» **INSTRUCTIONS TO FOLLOW**
If a line of the material holds the string "this", please copy it.

» **STUDY MATERIAL**
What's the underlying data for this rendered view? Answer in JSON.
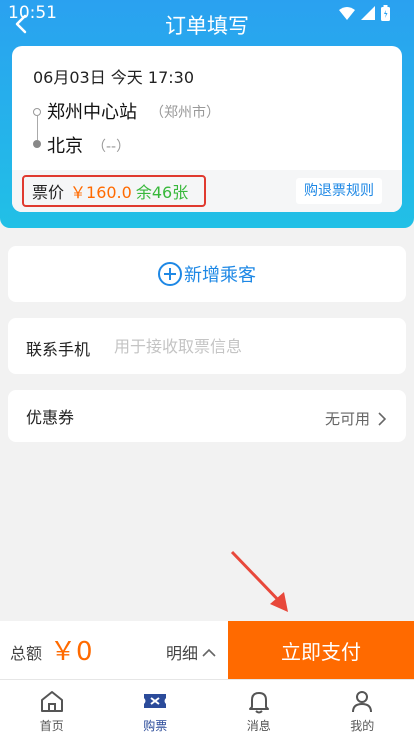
{
  "status_bar": {
    "time": "10:51"
  },
  "nav": {
    "title": "订单填写"
  },
  "ticket": {
    "date": "06月03日 今天 17:30",
    "from_station": "郑州中心站",
    "from_city": "（郑州市）",
    "to_station": "北京",
    "to_city": "（--）",
    "price_label": "票价",
    "price_value": "￥160.0",
    "seats_left": "余46张",
    "refund_rules": "购退票规则"
  },
  "passenger": {
    "add_label": "新增乘客"
  },
  "contact": {
    "label": "联系手机",
    "placeholder": "用于接收取票信息",
    "value": ""
  },
  "coupon": {
    "label": "优惠券",
    "value": "无可用"
  },
  "bottom_bar": {
    "total_label": "总额",
    "total_value": "￥0",
    "detail_label": "明细",
    "pay_label": "立即支付"
  },
  "tabs": [
    {
      "label": "首页",
      "icon": "home-icon",
      "active": false
    },
    {
      "label": "购票",
      "icon": "ticket-icon",
      "active": true
    },
    {
      "label": "消息",
      "icon": "bell-icon",
      "active": false
    },
    {
      "label": "我的",
      "icon": "user-icon",
      "active": false
    }
  ],
  "colors": {
    "header": "#2aa1f0",
    "accent": "#1e88e5",
    "price": "#ff6a00",
    "seats": "#38b83b",
    "highlight": "#e03a2f",
    "tab_active": "#2b4b9a"
  }
}
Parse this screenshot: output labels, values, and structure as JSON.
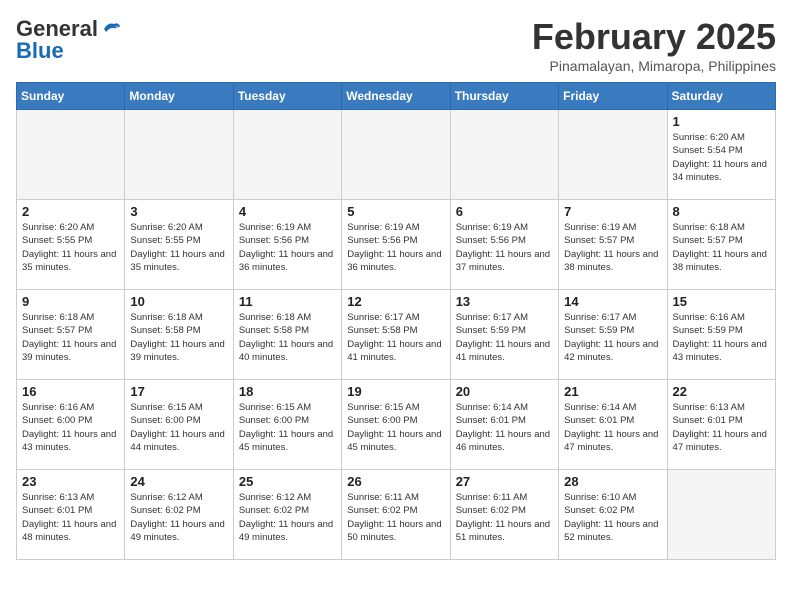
{
  "header": {
    "logo_general": "General",
    "logo_blue": "Blue",
    "month_title": "February 2025",
    "location": "Pinamalayan, Mimaropa, Philippines"
  },
  "days_of_week": [
    "Sunday",
    "Monday",
    "Tuesday",
    "Wednesday",
    "Thursday",
    "Friday",
    "Saturday"
  ],
  "weeks": [
    [
      {
        "day": "",
        "empty": true
      },
      {
        "day": "",
        "empty": true
      },
      {
        "day": "",
        "empty": true
      },
      {
        "day": "",
        "empty": true
      },
      {
        "day": "",
        "empty": true
      },
      {
        "day": "",
        "empty": true
      },
      {
        "day": "1",
        "sunrise": "6:20 AM",
        "sunset": "5:54 PM",
        "daylight": "11 hours and 34 minutes."
      }
    ],
    [
      {
        "day": "2",
        "sunrise": "6:20 AM",
        "sunset": "5:55 PM",
        "daylight": "11 hours and 35 minutes."
      },
      {
        "day": "3",
        "sunrise": "6:20 AM",
        "sunset": "5:55 PM",
        "daylight": "11 hours and 35 minutes."
      },
      {
        "day": "4",
        "sunrise": "6:19 AM",
        "sunset": "5:56 PM",
        "daylight": "11 hours and 36 minutes."
      },
      {
        "day": "5",
        "sunrise": "6:19 AM",
        "sunset": "5:56 PM",
        "daylight": "11 hours and 36 minutes."
      },
      {
        "day": "6",
        "sunrise": "6:19 AM",
        "sunset": "5:56 PM",
        "daylight": "11 hours and 37 minutes."
      },
      {
        "day": "7",
        "sunrise": "6:19 AM",
        "sunset": "5:57 PM",
        "daylight": "11 hours and 38 minutes."
      },
      {
        "day": "8",
        "sunrise": "6:18 AM",
        "sunset": "5:57 PM",
        "daylight": "11 hours and 38 minutes."
      }
    ],
    [
      {
        "day": "9",
        "sunrise": "6:18 AM",
        "sunset": "5:57 PM",
        "daylight": "11 hours and 39 minutes."
      },
      {
        "day": "10",
        "sunrise": "6:18 AM",
        "sunset": "5:58 PM",
        "daylight": "11 hours and 39 minutes."
      },
      {
        "day": "11",
        "sunrise": "6:18 AM",
        "sunset": "5:58 PM",
        "daylight": "11 hours and 40 minutes."
      },
      {
        "day": "12",
        "sunrise": "6:17 AM",
        "sunset": "5:58 PM",
        "daylight": "11 hours and 41 minutes."
      },
      {
        "day": "13",
        "sunrise": "6:17 AM",
        "sunset": "5:59 PM",
        "daylight": "11 hours and 41 minutes."
      },
      {
        "day": "14",
        "sunrise": "6:17 AM",
        "sunset": "5:59 PM",
        "daylight": "11 hours and 42 minutes."
      },
      {
        "day": "15",
        "sunrise": "6:16 AM",
        "sunset": "5:59 PM",
        "daylight": "11 hours and 43 minutes."
      }
    ],
    [
      {
        "day": "16",
        "sunrise": "6:16 AM",
        "sunset": "6:00 PM",
        "daylight": "11 hours and 43 minutes."
      },
      {
        "day": "17",
        "sunrise": "6:15 AM",
        "sunset": "6:00 PM",
        "daylight": "11 hours and 44 minutes."
      },
      {
        "day": "18",
        "sunrise": "6:15 AM",
        "sunset": "6:00 PM",
        "daylight": "11 hours and 45 minutes."
      },
      {
        "day": "19",
        "sunrise": "6:15 AM",
        "sunset": "6:00 PM",
        "daylight": "11 hours and 45 minutes."
      },
      {
        "day": "20",
        "sunrise": "6:14 AM",
        "sunset": "6:01 PM",
        "daylight": "11 hours and 46 minutes."
      },
      {
        "day": "21",
        "sunrise": "6:14 AM",
        "sunset": "6:01 PM",
        "daylight": "11 hours and 47 minutes."
      },
      {
        "day": "22",
        "sunrise": "6:13 AM",
        "sunset": "6:01 PM",
        "daylight": "11 hours and 47 minutes."
      }
    ],
    [
      {
        "day": "23",
        "sunrise": "6:13 AM",
        "sunset": "6:01 PM",
        "daylight": "11 hours and 48 minutes."
      },
      {
        "day": "24",
        "sunrise": "6:12 AM",
        "sunset": "6:02 PM",
        "daylight": "11 hours and 49 minutes."
      },
      {
        "day": "25",
        "sunrise": "6:12 AM",
        "sunset": "6:02 PM",
        "daylight": "11 hours and 49 minutes."
      },
      {
        "day": "26",
        "sunrise": "6:11 AM",
        "sunset": "6:02 PM",
        "daylight": "11 hours and 50 minutes."
      },
      {
        "day": "27",
        "sunrise": "6:11 AM",
        "sunset": "6:02 PM",
        "daylight": "11 hours and 51 minutes."
      },
      {
        "day": "28",
        "sunrise": "6:10 AM",
        "sunset": "6:02 PM",
        "daylight": "11 hours and 52 minutes."
      },
      {
        "day": "",
        "empty": true
      }
    ]
  ]
}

» **ANSWER SECTION**
What's the underlying data for this rendered view? Answer in JSON.
Parse this screenshot: output labels, values, and structure as JSON.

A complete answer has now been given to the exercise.